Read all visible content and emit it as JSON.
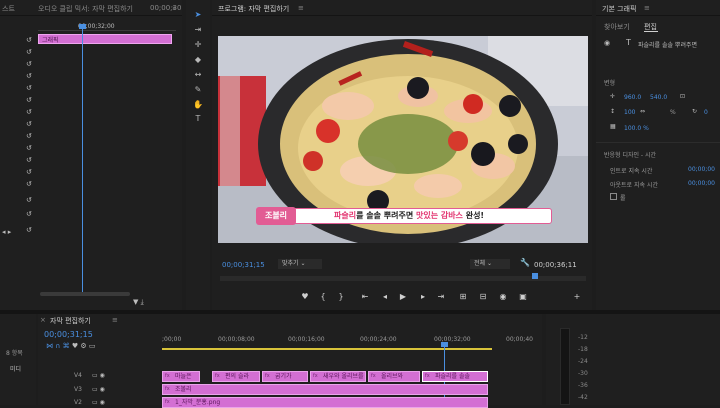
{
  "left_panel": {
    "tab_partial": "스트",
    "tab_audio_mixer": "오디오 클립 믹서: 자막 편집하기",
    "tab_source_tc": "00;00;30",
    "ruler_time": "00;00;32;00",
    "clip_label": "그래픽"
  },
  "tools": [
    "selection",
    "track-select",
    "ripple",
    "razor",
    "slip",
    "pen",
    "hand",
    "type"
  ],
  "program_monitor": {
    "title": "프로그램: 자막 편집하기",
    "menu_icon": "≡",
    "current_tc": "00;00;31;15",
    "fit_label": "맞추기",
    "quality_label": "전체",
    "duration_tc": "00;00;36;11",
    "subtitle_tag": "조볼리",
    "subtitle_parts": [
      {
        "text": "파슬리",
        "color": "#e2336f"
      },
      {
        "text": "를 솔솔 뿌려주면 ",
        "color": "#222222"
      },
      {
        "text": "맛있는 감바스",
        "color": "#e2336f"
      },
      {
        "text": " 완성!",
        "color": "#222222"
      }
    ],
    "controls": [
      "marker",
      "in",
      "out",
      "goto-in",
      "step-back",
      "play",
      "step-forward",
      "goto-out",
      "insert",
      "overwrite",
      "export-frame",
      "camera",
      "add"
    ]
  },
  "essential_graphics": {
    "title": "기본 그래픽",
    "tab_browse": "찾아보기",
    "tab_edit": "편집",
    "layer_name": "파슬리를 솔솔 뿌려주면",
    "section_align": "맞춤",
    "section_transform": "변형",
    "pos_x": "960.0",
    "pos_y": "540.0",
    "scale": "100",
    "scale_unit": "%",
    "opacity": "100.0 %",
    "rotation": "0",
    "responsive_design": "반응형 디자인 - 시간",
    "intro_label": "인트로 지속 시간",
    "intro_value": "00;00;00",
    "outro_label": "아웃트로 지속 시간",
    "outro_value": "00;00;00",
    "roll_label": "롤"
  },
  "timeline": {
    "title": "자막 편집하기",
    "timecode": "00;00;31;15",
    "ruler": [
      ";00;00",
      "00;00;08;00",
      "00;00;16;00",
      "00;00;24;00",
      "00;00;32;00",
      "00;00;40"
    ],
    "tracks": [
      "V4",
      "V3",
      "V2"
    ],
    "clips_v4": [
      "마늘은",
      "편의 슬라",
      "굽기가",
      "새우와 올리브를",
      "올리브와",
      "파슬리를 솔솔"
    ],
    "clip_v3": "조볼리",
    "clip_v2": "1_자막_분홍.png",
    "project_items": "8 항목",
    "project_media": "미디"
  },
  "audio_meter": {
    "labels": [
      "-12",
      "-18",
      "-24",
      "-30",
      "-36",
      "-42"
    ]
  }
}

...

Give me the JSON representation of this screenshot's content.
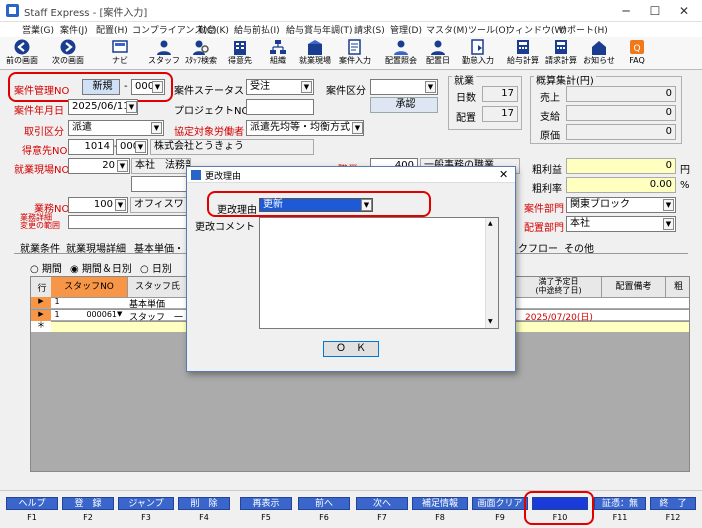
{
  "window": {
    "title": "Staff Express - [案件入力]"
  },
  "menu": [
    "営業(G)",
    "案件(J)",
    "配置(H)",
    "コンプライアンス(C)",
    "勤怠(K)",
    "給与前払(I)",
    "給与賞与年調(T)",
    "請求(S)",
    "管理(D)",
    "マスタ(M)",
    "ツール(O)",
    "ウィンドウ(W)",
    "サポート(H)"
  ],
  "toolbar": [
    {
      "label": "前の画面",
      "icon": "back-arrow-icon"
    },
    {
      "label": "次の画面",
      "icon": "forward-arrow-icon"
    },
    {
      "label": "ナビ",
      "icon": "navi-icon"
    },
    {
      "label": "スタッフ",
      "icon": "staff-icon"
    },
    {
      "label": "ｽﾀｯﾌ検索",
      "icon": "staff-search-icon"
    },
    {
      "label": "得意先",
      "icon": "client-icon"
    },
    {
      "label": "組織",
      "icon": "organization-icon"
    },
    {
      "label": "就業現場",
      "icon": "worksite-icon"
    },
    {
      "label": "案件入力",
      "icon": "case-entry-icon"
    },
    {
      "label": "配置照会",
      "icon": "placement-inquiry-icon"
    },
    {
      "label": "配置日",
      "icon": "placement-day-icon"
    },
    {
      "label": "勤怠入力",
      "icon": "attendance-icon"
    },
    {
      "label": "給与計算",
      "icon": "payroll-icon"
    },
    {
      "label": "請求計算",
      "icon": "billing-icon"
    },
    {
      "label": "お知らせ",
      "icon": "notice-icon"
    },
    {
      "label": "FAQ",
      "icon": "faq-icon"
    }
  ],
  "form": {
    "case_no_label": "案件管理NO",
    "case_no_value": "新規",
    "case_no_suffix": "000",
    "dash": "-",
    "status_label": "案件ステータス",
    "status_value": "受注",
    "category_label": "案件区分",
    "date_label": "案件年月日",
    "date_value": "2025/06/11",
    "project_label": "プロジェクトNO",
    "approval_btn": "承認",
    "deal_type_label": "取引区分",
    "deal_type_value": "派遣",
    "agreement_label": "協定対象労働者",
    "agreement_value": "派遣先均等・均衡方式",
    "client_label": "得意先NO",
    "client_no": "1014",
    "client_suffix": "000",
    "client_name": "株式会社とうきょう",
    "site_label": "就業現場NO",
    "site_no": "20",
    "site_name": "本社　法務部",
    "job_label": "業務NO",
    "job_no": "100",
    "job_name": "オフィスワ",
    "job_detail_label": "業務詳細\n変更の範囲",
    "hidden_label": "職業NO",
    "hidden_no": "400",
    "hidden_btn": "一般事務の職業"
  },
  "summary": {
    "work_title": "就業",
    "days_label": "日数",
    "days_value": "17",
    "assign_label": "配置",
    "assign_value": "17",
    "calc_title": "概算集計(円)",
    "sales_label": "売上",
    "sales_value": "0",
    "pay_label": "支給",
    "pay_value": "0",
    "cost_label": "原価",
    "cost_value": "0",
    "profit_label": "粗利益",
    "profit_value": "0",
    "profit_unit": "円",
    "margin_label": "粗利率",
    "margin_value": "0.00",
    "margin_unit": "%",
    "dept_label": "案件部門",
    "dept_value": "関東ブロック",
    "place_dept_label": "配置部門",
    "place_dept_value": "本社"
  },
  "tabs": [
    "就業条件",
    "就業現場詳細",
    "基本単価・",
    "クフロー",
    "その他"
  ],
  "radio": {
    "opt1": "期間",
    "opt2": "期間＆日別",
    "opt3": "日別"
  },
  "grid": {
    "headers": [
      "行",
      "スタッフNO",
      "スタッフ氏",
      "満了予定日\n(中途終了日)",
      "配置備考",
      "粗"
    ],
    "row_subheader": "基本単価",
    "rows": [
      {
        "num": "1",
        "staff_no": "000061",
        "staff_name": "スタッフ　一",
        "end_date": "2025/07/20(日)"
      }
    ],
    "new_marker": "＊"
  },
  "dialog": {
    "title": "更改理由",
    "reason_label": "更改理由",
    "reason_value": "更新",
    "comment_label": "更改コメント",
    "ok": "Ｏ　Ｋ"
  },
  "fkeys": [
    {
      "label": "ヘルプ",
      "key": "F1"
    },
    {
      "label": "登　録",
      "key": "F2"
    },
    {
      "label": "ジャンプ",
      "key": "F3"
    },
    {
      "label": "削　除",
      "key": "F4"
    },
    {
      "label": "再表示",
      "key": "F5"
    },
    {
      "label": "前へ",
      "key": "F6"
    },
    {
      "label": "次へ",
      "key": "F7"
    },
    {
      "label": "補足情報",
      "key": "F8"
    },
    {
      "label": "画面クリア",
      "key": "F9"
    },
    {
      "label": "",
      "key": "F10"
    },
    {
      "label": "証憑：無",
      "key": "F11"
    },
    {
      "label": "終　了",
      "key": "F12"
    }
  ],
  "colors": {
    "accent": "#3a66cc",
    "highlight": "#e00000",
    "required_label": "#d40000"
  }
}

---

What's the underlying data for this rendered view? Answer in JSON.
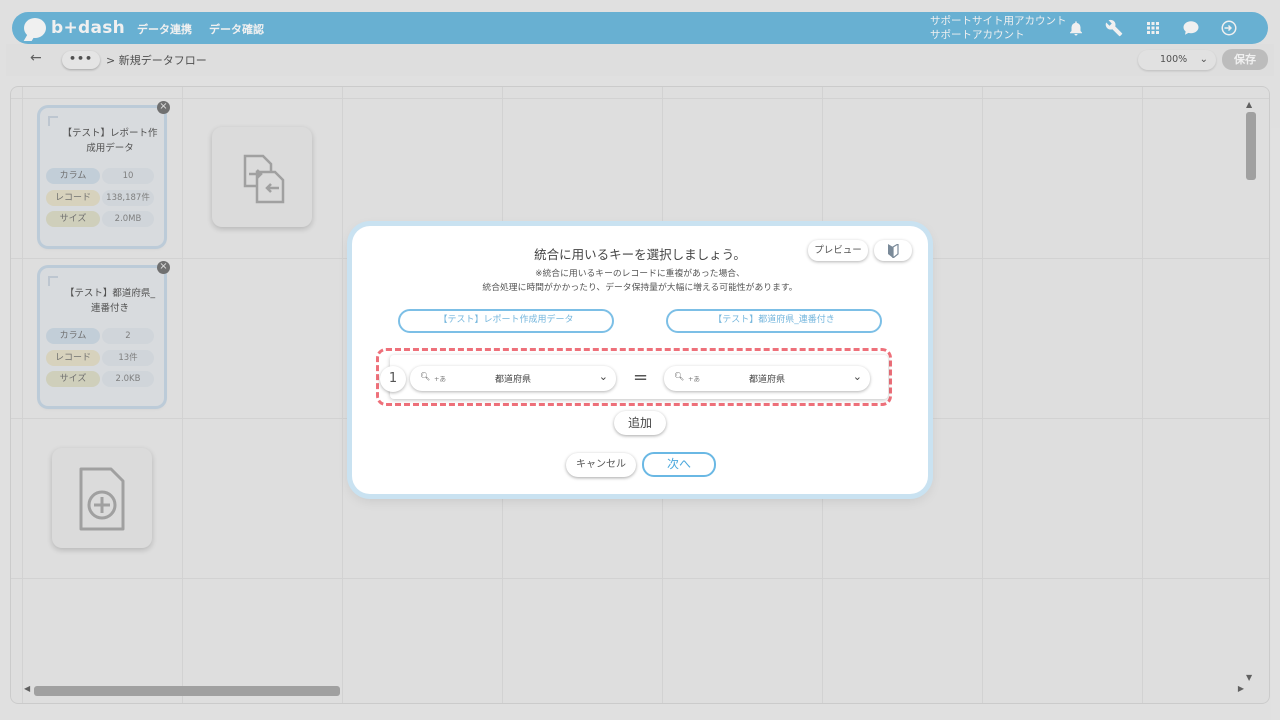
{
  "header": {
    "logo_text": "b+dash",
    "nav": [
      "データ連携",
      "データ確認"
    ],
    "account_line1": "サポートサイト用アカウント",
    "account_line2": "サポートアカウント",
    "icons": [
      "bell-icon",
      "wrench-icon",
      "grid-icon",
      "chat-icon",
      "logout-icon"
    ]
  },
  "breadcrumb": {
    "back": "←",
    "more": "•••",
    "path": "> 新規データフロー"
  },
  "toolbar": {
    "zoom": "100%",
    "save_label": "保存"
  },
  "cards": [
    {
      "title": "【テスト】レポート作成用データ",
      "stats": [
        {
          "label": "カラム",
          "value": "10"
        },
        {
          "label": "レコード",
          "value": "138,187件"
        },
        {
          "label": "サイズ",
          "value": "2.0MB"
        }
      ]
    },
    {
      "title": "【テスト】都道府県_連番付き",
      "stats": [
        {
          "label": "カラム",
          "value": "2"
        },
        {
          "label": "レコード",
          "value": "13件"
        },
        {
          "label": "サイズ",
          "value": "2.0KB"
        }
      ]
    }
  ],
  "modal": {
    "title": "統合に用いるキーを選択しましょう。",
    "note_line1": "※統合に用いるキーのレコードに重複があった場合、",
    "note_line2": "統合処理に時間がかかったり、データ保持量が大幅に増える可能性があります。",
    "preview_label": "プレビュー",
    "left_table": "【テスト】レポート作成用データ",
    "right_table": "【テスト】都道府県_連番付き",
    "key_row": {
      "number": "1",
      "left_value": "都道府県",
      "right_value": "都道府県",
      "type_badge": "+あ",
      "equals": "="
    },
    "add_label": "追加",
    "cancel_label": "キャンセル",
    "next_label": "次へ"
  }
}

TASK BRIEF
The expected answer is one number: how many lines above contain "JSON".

RESPONSE TO THE EXERCISE
3